:: Task description ::
Take each line in the entries below that holds "name" and show it.

:: Source information ::
===

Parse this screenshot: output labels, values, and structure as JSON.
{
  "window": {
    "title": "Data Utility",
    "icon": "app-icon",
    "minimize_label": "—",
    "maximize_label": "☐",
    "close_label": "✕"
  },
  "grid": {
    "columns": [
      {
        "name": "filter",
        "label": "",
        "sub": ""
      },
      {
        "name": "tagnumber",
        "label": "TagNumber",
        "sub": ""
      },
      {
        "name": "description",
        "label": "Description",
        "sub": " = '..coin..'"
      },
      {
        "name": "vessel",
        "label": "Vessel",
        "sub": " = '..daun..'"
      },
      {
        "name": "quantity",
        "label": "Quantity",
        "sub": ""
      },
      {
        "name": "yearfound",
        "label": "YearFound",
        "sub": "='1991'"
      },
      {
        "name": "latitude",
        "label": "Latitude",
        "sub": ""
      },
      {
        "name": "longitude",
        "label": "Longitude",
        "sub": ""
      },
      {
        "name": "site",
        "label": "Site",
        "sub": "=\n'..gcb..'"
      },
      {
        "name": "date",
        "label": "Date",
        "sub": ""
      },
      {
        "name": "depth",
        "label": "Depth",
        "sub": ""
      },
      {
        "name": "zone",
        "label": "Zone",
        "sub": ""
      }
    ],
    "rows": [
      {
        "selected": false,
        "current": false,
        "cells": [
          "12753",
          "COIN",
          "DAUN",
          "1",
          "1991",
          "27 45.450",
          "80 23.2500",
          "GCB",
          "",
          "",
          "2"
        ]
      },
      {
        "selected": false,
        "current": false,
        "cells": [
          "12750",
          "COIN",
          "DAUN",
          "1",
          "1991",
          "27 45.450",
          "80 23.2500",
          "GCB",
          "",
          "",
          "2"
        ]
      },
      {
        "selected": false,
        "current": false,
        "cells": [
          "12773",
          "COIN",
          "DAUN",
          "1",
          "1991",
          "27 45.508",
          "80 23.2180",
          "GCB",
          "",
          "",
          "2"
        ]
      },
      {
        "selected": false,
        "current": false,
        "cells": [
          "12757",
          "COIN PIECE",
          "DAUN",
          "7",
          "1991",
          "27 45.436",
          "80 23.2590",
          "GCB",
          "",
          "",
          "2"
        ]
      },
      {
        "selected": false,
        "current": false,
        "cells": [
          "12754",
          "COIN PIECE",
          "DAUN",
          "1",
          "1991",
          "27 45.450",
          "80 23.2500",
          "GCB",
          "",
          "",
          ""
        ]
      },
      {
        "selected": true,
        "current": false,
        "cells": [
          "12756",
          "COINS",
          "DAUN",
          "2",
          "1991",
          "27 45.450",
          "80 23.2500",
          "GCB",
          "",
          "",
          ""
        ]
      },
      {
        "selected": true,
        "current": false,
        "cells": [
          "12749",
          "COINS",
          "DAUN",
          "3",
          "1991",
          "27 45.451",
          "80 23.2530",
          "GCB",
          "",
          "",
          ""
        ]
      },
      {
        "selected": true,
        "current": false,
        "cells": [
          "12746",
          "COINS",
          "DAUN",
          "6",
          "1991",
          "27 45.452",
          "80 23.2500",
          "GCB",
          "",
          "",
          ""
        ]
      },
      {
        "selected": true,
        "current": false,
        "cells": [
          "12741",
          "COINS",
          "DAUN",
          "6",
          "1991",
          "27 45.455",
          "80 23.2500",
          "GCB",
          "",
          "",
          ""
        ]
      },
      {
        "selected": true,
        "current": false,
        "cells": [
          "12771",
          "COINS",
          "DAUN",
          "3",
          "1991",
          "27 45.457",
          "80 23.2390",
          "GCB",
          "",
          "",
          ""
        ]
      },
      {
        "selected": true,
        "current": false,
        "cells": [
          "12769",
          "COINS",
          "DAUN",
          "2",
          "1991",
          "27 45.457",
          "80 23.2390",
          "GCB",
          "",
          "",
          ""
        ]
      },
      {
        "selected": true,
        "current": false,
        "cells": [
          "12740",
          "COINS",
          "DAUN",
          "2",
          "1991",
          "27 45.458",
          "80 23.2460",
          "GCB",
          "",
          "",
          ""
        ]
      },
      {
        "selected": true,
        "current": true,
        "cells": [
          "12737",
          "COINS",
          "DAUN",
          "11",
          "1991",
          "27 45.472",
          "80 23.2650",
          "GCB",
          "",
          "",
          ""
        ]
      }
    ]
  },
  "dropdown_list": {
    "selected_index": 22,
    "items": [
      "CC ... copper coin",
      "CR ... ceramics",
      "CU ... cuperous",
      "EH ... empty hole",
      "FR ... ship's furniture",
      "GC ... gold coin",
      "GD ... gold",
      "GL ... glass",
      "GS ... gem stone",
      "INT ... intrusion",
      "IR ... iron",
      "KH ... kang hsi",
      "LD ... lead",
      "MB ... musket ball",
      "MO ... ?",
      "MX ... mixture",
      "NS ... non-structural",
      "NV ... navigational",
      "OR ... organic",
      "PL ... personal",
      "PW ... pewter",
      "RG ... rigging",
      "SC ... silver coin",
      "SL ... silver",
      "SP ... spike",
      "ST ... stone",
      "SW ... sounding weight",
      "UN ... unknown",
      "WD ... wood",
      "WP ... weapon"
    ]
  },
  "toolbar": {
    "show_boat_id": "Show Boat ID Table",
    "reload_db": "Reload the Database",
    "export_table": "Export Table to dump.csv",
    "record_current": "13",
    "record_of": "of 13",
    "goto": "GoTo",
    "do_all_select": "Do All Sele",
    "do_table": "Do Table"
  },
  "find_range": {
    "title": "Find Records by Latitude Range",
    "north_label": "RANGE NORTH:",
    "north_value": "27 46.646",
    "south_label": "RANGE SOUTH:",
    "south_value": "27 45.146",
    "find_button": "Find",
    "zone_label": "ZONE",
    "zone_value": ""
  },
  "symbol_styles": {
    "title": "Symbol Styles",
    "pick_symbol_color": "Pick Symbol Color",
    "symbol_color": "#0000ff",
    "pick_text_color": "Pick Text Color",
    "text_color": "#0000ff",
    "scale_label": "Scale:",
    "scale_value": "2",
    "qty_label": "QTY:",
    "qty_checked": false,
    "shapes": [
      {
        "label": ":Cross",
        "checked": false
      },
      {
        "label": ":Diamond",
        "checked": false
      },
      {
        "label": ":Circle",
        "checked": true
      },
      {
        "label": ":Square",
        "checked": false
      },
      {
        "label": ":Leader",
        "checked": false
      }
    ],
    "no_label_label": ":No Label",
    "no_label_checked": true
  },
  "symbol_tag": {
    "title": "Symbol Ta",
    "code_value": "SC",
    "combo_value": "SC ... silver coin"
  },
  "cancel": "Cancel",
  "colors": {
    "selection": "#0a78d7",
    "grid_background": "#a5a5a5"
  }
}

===

:: Written response ::
        "name": "filter",
        "name": "tagnumber",
        "name": "description",
        "name": "vessel",
        "name": "quantity",
        "name": "yearfound",
        "name": "latitude",
        "name": "longitude",
        "name": "site",
        "name": "date",
        "name": "depth",
        "name": "zone",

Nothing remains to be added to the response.